A former revolutionary says Supreme Leader Ali Khamenei is personally responsible for the "the atrocities committed" against peaceful protesters in Esfahan.
In a statement published on the ‘Kalemeh’ Telegram social-media channel Sunday, Abolfazl Ghadiani wrote that “all of the suppressive bodies…and their commanders are responsible for the [attack on] the peaceful, civil and non-violent protest of the people of Esfahan, but the central figure responsible for this aggression and the atrocities committed is Iran's dictator Ali Khamenei who must be held accountable.”
Ghadiani who was a political prisoner both during the monarchy and the Islamic Republic, blames the government for mismanaging water resources and accused security forces of setting fire to the tents of farmers protesting against a lack of water in the dry riverbed of Zayandeh Roud Thursday.
Ghadiani, who was imprisoned on charges of "propaganda against the regime" and "insulting the Supreme Leader" after the disputed 2009 presidential election, said security forces had “wounded a large number of protestors.”
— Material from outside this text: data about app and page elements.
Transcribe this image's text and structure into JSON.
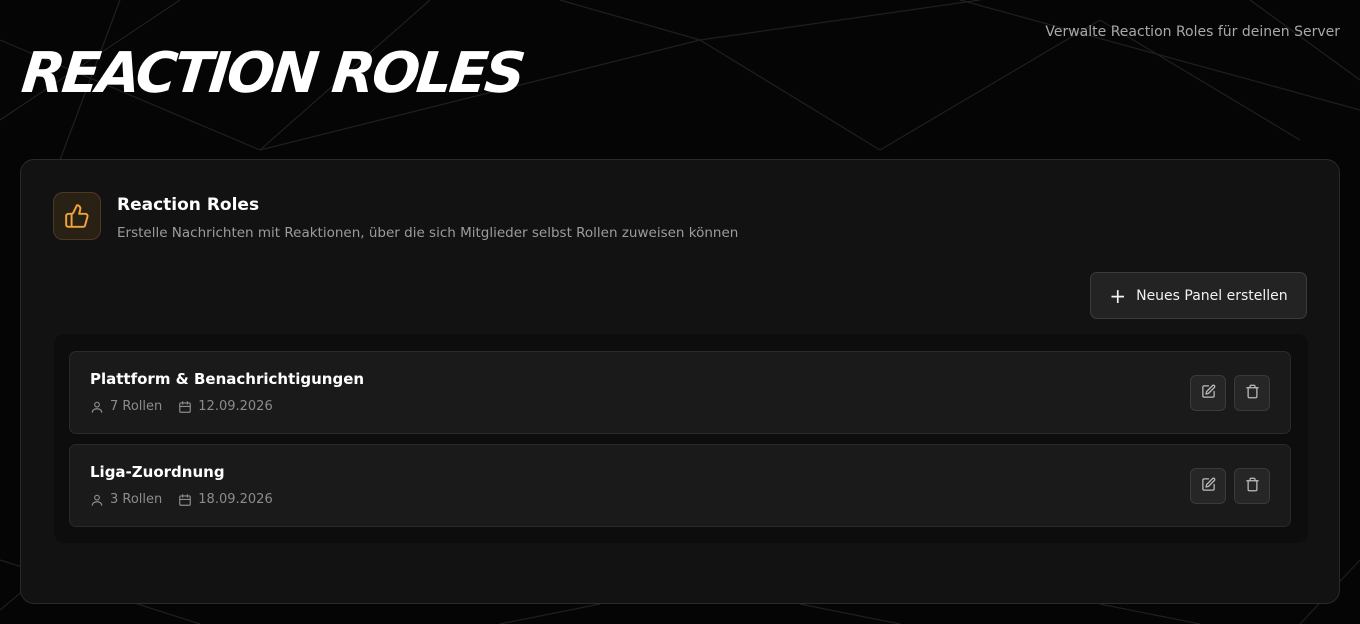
{
  "header": {
    "title": "REACTION ROLES",
    "subtitle": "Verwalte Reaction Roles für deinen Server"
  },
  "card": {
    "icon": "thumbs-up-icon",
    "title": "Reaction Roles",
    "description": "Erstelle Nachrichten mit Reaktionen, über die sich Mitglieder selbst Rollen zuweisen können",
    "new_panel_label": "Neues Panel erstellen"
  },
  "panels": [
    {
      "name": "Plattform & Benachrichtigungen",
      "roles": "7 Rollen",
      "date": "12.09.2026"
    },
    {
      "name": "Liga-Zuordnung",
      "roles": "3 Rollen",
      "date": "18.09.2026"
    }
  ],
  "colors": {
    "accent": "#f0a43a",
    "background": "#050505",
    "card": "#121212"
  }
}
Hasan Karami, a police commander, said Sunday that 2-3,000 "opportunists" had joined Friday's protests and that 67 had been arrested. The United States-based Center for Human Rights in Iran said Monday that at least 214 including 13 children had been arrested in total during the “recent protests.”
Social media users have posted photos of people with shotgun pellet injuries to their backs, legs and faces, including an old man with multiple pellet injuries to his back and a young boy who they claim lost both his eyes.
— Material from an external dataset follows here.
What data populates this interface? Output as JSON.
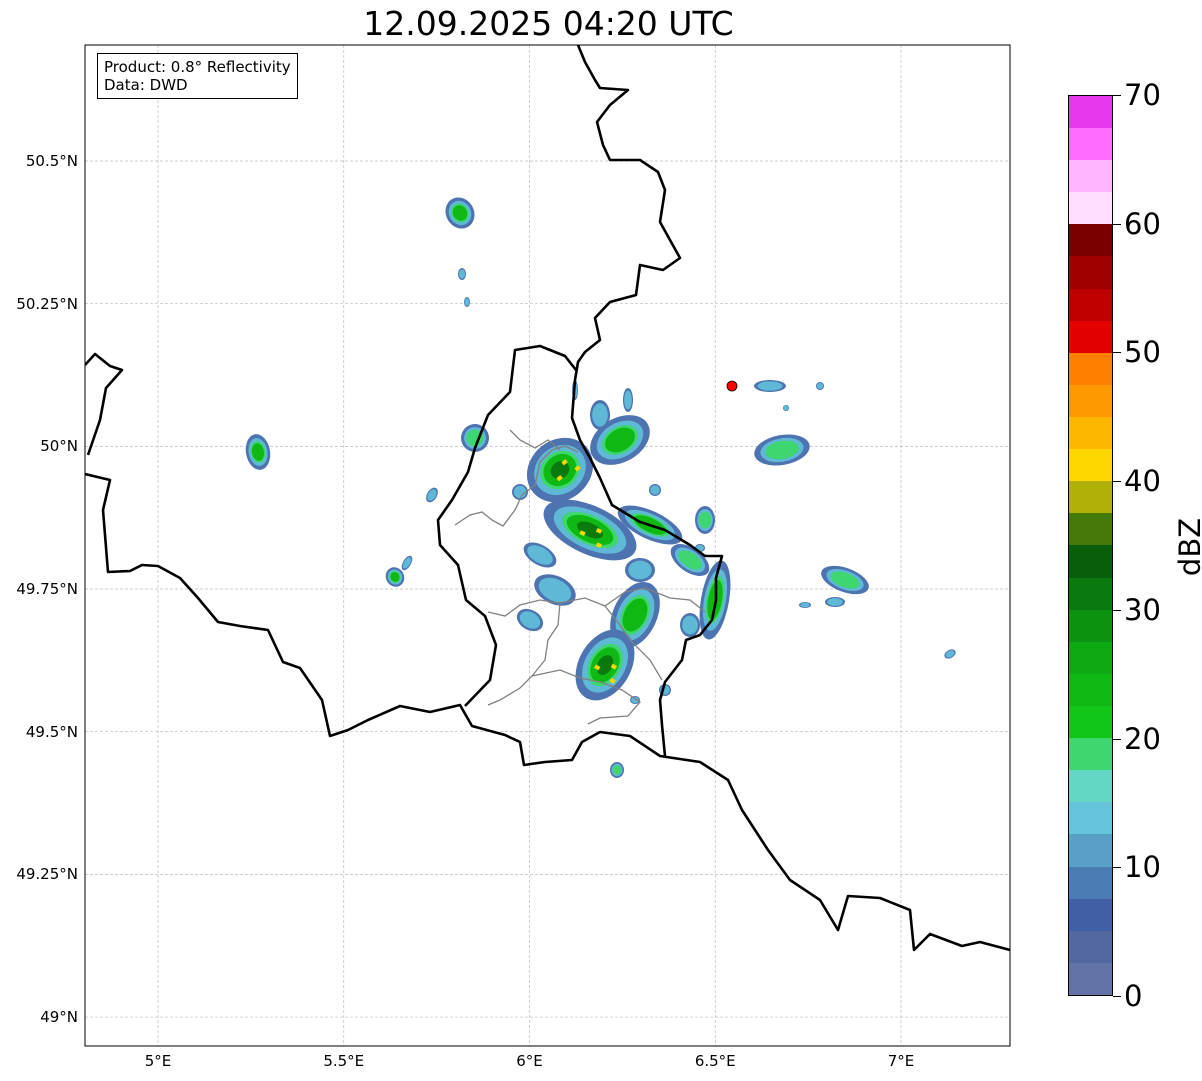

Iran International TV has obtained radiology images of a protester with tens of pellets embedded in his head, neck, and upper torso.
Hospital X-ray exclusively obtained by Iran International shows shot pellets lodged in the skull of a protester.
A medical official told Iranian state television Saturday that 40 people had been treated for eye injuries sustained during the protests, with 19 hospitalized. He did not specify how the injuries were sustained.
Chief Justice Gholam-Hossein Mohseni-Ejei said in a meeting of the judiciary's supreme council Monday that people had a right to look for solutions to their problems but warned them to be wary of the "enemies’ moves" and refuse to allow them to "infiltrate their ranks.”
He suggested that "ignorant people, ill-wishers and agents of foreign powers" had taken advantage of the protests seeking to "disturb people's peace and security."
Brigadier-General Abolfazl Shekarchi, spokesman of the armed forces, said that the “enemy wrongly thinks that the citizens of the Islamic Republic have turned their backs on it, do not want the authorities, and seek regime change."
Kayhan newspaper reported Sunday that "America's foot soldiers" had perverted the water protests to "sow unrest and reap sanctions" ahead of Vienna nuclear talks, which resumed Monday.